*YOUR GOAL*. Identify every line in the records below that contains the word "structured", and reproduce each one.

*ENTRIES SUPPLIED*.
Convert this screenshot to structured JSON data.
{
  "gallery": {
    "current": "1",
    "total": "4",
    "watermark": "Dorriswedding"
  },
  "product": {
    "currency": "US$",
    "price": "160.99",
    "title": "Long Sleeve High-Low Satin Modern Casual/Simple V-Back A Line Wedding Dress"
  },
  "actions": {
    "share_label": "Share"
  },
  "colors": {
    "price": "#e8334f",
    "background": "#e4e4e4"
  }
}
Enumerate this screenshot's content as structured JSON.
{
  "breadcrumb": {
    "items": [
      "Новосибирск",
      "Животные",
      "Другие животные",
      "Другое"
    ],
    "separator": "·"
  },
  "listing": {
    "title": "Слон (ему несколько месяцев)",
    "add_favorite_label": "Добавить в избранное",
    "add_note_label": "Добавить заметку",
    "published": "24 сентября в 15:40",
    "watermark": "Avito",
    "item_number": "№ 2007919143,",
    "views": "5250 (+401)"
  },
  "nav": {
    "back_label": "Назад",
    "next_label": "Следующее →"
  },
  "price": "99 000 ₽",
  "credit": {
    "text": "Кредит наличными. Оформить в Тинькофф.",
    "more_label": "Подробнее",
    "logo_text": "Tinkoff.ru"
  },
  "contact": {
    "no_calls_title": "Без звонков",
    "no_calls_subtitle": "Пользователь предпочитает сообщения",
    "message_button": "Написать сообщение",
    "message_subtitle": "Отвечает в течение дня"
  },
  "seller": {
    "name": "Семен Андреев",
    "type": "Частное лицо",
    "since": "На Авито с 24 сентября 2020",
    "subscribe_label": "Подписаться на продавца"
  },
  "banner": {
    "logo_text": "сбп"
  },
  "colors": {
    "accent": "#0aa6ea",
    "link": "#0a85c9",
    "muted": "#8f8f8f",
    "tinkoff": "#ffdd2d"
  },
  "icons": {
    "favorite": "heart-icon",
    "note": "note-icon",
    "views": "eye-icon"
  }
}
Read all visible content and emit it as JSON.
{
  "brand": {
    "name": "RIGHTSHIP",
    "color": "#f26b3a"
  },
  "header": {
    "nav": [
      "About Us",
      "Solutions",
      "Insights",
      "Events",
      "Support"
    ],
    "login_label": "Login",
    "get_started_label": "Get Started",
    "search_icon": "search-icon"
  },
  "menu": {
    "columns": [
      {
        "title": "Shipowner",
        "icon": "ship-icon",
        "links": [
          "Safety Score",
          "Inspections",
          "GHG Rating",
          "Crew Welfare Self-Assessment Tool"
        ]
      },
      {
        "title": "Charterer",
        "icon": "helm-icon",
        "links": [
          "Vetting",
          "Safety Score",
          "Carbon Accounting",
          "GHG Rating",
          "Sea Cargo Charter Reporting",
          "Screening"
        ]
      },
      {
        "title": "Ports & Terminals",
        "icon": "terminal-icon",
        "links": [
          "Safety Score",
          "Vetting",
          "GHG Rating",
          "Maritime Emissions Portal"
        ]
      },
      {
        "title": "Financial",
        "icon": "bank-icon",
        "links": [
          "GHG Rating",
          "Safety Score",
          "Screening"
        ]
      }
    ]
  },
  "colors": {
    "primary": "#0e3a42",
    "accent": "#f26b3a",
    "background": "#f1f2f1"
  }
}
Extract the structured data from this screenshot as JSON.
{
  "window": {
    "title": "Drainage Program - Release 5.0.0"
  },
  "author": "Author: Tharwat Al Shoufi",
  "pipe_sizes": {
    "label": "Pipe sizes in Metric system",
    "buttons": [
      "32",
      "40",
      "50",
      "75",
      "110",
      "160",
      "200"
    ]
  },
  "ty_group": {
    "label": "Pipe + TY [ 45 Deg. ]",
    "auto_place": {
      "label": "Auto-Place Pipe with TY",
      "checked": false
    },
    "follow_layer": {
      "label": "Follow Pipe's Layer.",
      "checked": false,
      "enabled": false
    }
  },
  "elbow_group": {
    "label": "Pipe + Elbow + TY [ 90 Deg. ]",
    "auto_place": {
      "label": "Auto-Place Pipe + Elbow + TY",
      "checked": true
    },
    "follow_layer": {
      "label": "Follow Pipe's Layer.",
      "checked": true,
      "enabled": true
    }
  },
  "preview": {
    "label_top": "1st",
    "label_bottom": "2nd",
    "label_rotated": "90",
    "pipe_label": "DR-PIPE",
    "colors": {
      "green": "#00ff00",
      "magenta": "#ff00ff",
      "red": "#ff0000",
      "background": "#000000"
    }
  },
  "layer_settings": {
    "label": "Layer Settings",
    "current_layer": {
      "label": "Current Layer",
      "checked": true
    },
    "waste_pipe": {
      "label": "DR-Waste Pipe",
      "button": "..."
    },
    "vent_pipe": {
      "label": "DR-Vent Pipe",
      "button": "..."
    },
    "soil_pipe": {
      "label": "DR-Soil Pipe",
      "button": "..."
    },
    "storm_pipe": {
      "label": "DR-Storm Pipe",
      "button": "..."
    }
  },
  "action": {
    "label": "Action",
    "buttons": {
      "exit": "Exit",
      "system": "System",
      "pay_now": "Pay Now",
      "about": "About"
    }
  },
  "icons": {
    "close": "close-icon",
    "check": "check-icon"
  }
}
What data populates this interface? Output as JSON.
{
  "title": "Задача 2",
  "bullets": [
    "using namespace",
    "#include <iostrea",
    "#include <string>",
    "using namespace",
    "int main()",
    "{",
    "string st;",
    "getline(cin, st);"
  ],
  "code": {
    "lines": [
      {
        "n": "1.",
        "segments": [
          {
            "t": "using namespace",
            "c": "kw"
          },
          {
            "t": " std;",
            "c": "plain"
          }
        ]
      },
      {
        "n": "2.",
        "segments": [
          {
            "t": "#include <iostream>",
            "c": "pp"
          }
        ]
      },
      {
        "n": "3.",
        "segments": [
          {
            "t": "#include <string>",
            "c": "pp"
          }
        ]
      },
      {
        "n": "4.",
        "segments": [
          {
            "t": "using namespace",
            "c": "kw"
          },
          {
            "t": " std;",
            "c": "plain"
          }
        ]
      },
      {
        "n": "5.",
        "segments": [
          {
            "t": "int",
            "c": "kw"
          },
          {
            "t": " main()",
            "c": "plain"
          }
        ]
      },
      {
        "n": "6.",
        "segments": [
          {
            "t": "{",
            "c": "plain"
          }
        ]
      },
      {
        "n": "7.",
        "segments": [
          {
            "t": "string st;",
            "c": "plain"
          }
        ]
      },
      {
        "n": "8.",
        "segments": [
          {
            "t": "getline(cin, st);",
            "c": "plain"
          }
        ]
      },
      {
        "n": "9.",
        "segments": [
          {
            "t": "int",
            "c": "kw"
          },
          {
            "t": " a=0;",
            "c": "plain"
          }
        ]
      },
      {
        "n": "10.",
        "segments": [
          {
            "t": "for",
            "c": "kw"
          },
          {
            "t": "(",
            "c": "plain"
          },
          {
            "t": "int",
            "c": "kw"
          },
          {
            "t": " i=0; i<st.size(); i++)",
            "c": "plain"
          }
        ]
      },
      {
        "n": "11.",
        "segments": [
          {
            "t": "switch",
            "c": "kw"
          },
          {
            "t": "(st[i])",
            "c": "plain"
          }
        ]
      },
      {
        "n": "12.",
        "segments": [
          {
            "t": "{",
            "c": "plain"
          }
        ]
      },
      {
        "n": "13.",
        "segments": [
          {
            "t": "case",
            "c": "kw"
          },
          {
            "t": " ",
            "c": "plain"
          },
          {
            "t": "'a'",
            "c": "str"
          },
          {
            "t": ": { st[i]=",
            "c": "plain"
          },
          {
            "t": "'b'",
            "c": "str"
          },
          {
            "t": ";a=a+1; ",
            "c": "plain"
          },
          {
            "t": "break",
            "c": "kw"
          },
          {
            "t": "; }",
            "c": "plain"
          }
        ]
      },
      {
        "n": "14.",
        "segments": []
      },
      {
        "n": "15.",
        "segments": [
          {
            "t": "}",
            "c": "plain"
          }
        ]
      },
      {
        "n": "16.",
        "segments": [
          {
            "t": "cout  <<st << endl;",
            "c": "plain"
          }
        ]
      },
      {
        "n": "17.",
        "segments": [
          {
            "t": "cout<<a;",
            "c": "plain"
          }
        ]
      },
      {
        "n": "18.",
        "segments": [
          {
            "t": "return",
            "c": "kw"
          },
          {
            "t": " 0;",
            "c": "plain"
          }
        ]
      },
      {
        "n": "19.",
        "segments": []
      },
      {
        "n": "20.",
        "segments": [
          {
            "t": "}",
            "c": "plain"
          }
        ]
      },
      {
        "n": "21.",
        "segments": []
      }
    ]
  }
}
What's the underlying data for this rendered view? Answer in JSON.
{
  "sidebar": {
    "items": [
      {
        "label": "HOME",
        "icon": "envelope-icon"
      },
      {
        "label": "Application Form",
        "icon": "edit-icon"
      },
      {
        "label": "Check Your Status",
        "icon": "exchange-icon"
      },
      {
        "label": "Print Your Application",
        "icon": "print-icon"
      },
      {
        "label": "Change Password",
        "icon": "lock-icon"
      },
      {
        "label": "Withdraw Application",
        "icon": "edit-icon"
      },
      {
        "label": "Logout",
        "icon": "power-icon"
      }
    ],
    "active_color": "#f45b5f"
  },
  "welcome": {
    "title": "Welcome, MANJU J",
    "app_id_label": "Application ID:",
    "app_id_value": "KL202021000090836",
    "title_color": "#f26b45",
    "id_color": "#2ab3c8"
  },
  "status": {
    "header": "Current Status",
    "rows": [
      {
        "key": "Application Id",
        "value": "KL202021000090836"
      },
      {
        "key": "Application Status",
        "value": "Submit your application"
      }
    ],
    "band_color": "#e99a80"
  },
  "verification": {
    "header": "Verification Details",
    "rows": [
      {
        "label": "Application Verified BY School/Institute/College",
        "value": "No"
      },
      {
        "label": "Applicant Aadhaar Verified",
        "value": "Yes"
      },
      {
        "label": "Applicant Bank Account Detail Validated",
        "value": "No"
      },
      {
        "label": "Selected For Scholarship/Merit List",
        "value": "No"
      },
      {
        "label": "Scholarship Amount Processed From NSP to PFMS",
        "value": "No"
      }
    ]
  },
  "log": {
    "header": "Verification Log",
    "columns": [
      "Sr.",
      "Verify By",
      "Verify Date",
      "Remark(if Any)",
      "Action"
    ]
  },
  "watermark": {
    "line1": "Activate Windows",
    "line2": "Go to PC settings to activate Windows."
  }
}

*ANSWER BOX*.
Convert this screenshot to structured JSON data.
Enumerate this screenshot's content as structured JSON.
Extract the structured data from this screenshot as JSON.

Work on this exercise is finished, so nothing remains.